“I’m a drinker with a writing problem,” Dunn said. “I feel like I’m always working. If I’m not writing, I’m thinking about writing or thinking about stuff that would make for a funny column or a book.”

Senior history major John Taylor knows quite a bit about Dunn, and they have something important in common: their mothers.

“Dan and I are brothers,” Taylor said. “We’re 18 years apart.”

Dunn, 39, and Taylor, 21, were always close, despite a significant age gap. Taylor always made an effort to keep in touch with his brother and, of course, never turned down a vacation to see him.

“I was in Aspen and L.A. to see him since I was younger, and I’m going to drive out to the West Coast again this summer,” Taylor said. “I love road trips.”

Nobody Likes a Quitter allowed Taylor to catch up on the part of Dunn’s life before Taylor was old enough to understand.

“It’s good reading his stories,” Taylor said. “He has the best job in the world. I usually never read. His book was an accomplishment for me.”

Christopher Wanjek went to high school with Dunn in Philadelphia. When they discovered they were both planning to enroll in Temple’s journalism program, they became closer friends.

“At Temple, Dan started the Society for Creative Journalists,” Wanjek said. “It was a great thing. He was always enamored by writing columns.”

A former NASA employee, Wanjek now works as a writer for the National Institutes of Health in Bethesda, Md. However, he said he doesn’t need to have a medical background to realize the effect of Nobody Likes a Quitter.

“The book is essentially a prescription for bad health,” Wanjek said. “It’s a barkeeper’s book with a storyline behind it – something never really seen or thought about before.”

Wanjek said that Dunn’s column is also unique to journalism, which is why it has been successful for so long.

“He’s not winging it,” Wanjek said. “He uses humor with intelligent descriptions of drinks and their histories, and sometimes even cigars. He really created a niche for himself.”

Nobody Likes a Quitter conveys every aspect of post-college life, from parties to relationships to work.

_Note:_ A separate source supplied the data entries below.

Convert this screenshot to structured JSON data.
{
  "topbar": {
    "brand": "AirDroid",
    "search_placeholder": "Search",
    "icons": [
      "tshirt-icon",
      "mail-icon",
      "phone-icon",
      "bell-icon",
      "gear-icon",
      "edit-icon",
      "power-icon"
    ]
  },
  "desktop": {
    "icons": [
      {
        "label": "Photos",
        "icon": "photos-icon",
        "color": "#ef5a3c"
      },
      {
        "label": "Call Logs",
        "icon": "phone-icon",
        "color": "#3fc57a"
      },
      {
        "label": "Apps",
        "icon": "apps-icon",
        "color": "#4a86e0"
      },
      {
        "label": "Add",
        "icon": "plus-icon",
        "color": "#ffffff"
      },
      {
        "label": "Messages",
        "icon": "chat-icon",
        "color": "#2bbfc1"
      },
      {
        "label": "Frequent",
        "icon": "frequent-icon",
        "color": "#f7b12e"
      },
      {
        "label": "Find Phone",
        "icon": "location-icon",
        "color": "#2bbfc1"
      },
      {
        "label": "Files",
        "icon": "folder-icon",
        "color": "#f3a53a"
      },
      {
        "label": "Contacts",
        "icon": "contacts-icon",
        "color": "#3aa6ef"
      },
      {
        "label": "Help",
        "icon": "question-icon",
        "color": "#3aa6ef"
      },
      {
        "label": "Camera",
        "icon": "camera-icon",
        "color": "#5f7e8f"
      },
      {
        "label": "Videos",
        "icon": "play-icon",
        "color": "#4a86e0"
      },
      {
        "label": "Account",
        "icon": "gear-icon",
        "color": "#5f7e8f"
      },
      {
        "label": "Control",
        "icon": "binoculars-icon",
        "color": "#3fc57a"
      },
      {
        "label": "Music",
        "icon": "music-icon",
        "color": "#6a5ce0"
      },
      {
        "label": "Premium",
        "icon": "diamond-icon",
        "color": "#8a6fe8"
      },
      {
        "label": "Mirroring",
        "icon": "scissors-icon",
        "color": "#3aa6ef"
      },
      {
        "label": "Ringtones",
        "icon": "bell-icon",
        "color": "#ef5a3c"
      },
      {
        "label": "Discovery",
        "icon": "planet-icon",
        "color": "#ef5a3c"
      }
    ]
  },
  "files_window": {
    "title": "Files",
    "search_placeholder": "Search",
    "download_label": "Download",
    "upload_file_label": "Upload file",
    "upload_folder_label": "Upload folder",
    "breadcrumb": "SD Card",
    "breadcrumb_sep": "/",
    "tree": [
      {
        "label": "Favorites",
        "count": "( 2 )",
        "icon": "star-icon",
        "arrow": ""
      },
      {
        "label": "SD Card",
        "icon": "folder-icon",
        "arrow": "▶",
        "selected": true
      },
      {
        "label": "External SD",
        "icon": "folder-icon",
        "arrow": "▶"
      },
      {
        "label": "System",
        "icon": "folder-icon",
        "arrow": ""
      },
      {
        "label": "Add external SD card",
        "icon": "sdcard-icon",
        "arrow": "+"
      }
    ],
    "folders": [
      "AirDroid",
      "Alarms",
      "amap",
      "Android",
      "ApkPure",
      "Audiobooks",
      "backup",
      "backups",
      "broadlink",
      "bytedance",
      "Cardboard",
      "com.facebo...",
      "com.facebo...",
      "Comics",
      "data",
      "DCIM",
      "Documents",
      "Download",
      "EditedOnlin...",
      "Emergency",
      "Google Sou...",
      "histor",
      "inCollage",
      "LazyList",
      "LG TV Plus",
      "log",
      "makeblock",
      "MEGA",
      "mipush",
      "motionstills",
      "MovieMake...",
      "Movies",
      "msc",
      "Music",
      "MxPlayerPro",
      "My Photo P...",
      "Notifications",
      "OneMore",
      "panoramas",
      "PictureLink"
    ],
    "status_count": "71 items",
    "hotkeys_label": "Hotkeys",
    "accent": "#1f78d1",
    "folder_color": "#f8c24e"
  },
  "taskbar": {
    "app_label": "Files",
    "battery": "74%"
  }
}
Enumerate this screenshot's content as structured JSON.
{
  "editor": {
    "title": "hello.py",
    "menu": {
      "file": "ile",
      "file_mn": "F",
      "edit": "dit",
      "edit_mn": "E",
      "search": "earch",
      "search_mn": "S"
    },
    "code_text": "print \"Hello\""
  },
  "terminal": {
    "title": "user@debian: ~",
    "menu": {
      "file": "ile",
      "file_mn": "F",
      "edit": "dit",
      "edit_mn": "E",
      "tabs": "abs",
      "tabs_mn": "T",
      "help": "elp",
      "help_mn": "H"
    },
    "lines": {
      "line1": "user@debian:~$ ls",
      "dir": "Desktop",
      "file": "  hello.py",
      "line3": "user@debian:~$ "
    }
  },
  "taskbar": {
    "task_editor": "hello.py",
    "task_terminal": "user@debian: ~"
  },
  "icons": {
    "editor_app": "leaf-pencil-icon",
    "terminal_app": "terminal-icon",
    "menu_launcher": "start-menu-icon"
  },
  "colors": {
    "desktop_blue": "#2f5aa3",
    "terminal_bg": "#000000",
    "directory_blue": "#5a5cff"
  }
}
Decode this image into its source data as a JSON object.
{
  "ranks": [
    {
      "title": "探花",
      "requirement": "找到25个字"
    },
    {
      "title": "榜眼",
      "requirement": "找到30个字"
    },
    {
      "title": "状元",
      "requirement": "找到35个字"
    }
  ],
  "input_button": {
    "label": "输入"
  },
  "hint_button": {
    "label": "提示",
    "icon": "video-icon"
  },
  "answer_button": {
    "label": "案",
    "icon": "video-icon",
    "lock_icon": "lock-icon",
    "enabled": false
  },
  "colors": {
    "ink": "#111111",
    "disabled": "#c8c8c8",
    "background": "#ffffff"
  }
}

Also, its humorous literary style reaches a more universal audience.“

My book should be essential reading for all of the students at Temple University, whether it be a how-to guide or a cautionary tale, depending on what your perspective is,” Dunn said.

Even though Dunn’s ways have brought him success, he doesn’t advise every reader to repeat them.

“Buy my book, read my book, and then forget everything in the book and you’ll be just fine,” Dunn said. “Read it and do the exact opposite and you’ll probably have a great career.”

Carlene Majorino can be reached at

Be the first to comment

Leave a Reply

Your email address will not be published.